## Task directions
Report every line from the material that contains the word "background".

[Start of section]

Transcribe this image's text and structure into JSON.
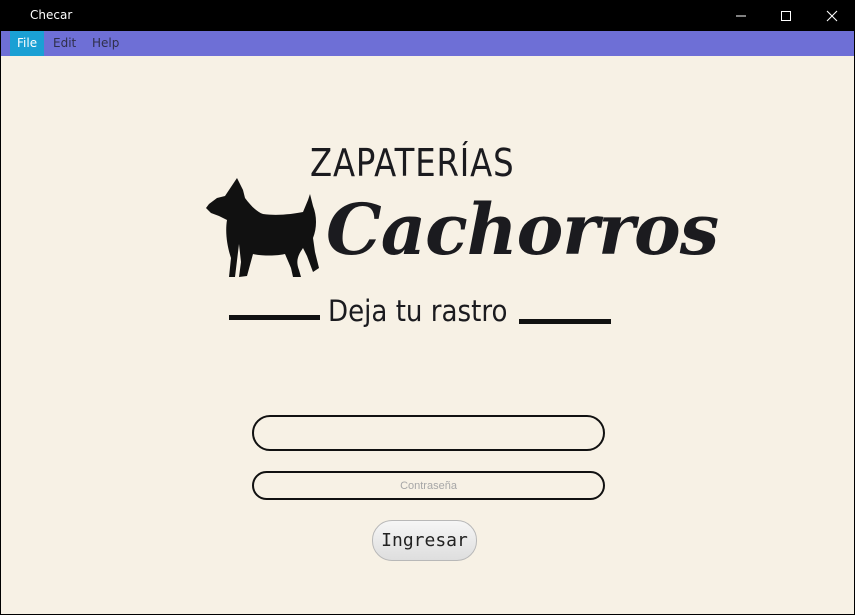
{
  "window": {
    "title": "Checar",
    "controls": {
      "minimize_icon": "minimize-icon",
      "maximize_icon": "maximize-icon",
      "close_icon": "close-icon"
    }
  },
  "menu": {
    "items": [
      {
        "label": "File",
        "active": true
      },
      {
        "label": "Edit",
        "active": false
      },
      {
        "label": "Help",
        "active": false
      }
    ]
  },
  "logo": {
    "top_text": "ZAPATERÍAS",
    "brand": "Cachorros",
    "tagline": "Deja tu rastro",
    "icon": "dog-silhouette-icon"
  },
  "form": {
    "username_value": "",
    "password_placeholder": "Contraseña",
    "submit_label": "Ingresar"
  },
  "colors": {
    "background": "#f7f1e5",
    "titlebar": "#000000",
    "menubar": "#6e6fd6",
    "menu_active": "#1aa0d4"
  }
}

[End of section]
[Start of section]

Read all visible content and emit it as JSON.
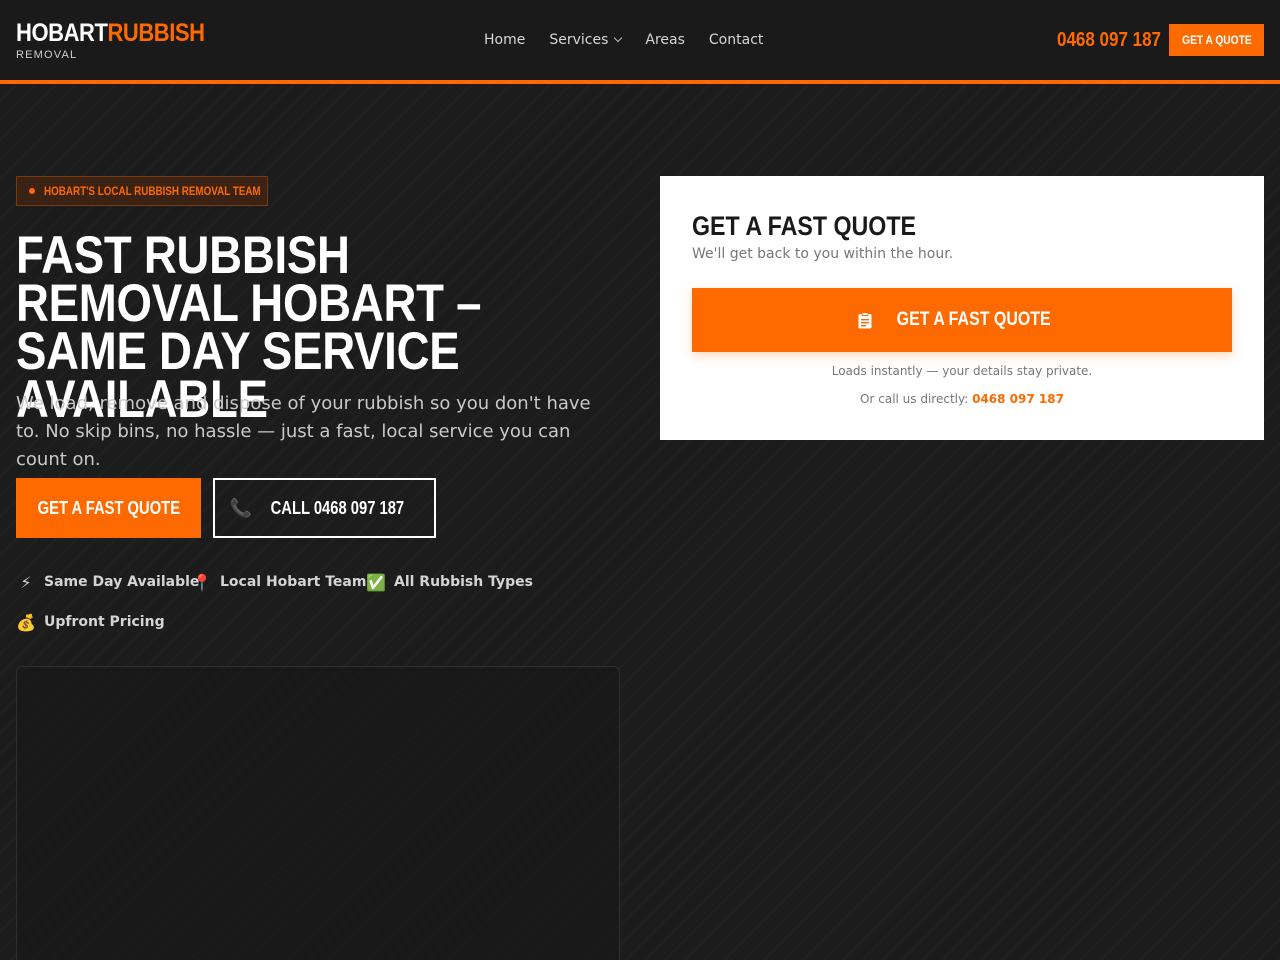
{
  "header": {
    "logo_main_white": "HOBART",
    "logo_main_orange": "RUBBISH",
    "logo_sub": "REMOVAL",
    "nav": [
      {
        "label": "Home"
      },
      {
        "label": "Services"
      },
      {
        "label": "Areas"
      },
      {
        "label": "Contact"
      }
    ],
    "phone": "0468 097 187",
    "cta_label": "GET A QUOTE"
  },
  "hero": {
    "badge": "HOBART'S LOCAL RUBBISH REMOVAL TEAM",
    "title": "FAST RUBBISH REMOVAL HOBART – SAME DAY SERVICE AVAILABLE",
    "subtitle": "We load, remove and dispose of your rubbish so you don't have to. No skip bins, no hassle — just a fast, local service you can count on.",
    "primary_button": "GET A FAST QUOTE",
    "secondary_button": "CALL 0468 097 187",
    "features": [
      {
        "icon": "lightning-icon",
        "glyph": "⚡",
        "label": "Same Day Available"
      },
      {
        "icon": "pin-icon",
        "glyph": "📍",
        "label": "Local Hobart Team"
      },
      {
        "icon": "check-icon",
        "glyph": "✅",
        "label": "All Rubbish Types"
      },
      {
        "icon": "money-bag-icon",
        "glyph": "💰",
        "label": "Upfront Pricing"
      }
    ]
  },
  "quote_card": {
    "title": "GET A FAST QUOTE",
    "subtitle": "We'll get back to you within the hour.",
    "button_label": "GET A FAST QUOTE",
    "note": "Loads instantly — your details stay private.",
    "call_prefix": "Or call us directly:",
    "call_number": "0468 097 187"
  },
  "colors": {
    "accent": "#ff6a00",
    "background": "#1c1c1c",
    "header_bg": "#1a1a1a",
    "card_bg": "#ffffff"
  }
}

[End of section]

## Response
    "background": "#f7f1e5",
    "background": "#1c1c1c",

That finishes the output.